“Despite a little bit of a slow start, despite some short-term concerns about omicron and some longer-term concerns about inflation and labor supply, we believe 2022 is going to be a pretty strong recovery,” Wilson said. “In fact, our forecast right here isn't markedly different than what we put out in November. We're still seeing nominal [average daily rate] being totally recovered by the end of this year, and the [revenue per available room] being recovered to its 2019 levels next year.”

According to Green, rural, interstate, small city and town properties are relatively close to 2019 RevPAR levels, but that’s not the story for everyone.

“When we look at the averages, what drags everything down tends to be the top 50 markets followed by markets 51 to 100,” she said. “And for those last year, we only were two-thirds of 2019 levels and for ’22 we're anticipating really to get between 70 and 80 percent and that will bring you down the overall average.”

Grove touched on expenses, which have been affected by large increases due to the supply and demand issue in the labor market. “It's not just competing between hoteliers, but actually competing against across industries for the right talent. And so actually, we've seen such a repositioning of the back-of-house areas, the areas of sales and marketing, property maintenance, hotels are having to reposition themselves in a much different way.”

Grove said that zero based budgeting will be here to stay for a while and that certain costs will be offset by other parts of the business. “I think, as we have uncertainty in the market, that will continue.

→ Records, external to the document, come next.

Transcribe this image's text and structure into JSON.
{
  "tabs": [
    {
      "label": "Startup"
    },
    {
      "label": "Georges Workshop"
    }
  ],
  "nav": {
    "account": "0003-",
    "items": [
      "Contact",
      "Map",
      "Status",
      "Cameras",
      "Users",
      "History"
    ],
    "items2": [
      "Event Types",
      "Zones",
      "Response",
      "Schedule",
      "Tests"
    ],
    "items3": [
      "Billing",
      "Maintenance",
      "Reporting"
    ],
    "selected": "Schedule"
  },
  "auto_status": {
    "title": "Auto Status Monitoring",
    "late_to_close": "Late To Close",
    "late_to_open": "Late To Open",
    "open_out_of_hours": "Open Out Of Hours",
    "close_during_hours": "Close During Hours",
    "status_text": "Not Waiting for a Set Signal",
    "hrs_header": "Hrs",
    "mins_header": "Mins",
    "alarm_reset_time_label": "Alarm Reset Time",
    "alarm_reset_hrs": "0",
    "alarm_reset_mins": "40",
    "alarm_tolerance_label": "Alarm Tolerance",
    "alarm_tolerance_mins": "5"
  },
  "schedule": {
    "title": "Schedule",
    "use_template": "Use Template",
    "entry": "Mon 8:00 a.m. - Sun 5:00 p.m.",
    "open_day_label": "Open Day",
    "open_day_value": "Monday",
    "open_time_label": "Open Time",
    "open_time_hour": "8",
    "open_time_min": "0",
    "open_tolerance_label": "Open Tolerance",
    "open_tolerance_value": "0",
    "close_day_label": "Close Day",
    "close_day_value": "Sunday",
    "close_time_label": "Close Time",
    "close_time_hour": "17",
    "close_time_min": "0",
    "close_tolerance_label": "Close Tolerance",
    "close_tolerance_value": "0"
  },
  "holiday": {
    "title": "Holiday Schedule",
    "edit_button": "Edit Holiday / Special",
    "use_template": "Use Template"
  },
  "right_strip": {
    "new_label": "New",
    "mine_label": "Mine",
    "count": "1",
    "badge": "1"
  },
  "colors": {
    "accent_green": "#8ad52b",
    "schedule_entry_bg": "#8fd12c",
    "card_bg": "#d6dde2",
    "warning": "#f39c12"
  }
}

We will also, of course, see costs that we've had in the last few years, the increase in digital space, etc., being offset by the the other parts of the business. 

“We need to be able to position things differently and I think the collaboration between operators and owners, the ability to centralize and cluster, has also evolved a lot over the last few years,” he added. “This are reflected in these numbers.”

Lifetime Achievement Award

Also on the first day, John Belden, executive chairman of Davidson Hotel Group, presented the ALIS Lifetime Achievement Award to Michael Shannon, chairman of KSL Capital Partners. Belden called Shannon “one of the most impactful hospitality leaders of our generation” and said he set the bar high for future recipients of the award.

Shannon started his career as a banker in media and entertainment, and through “good fortune” became president and CEO of Vail Associates at age 27, overseeing the company’s ski resorts in Colorado. He went on to co-found KSL Recreation Corp. and KSL Capital Partners.

From left: John Belden, Michael Shannon, Jeff Higley
From left: John Belden, Michael Shannon and Jeff Higley (Northstar Travel Group)

Shannon attributes his success both to curiosity and his inexperience at the start of his career.

“I like to say that a stranger is a friend you haven't met yet,” Shannon said, noting that he was "young enough and inexperienced enough" to ask people for help, and his mentors helped him find the answers he needed to grow. “[I] just kind of took the best from each of these different mentors and tried to roll it into something that really gave the customer some excitement and joy.”

He said he was lucky to get a job at 27 that he wasn’t qualified to do and was in a beautiful setting, and he’s tried to make the most of it.

“Most of us in life, if we’re lucky enough to combine our avocation—what we love to do—with what we do [as a job], that’s sort of Nirvana,” he said. “Combining avocation with vocation and then to do it in a small town like Vail, Colo., where you can grow with your family and now my grandchildren and not fight the rat race I used to fight in downtown Chicago and other places. I’m just incredibly grateful.”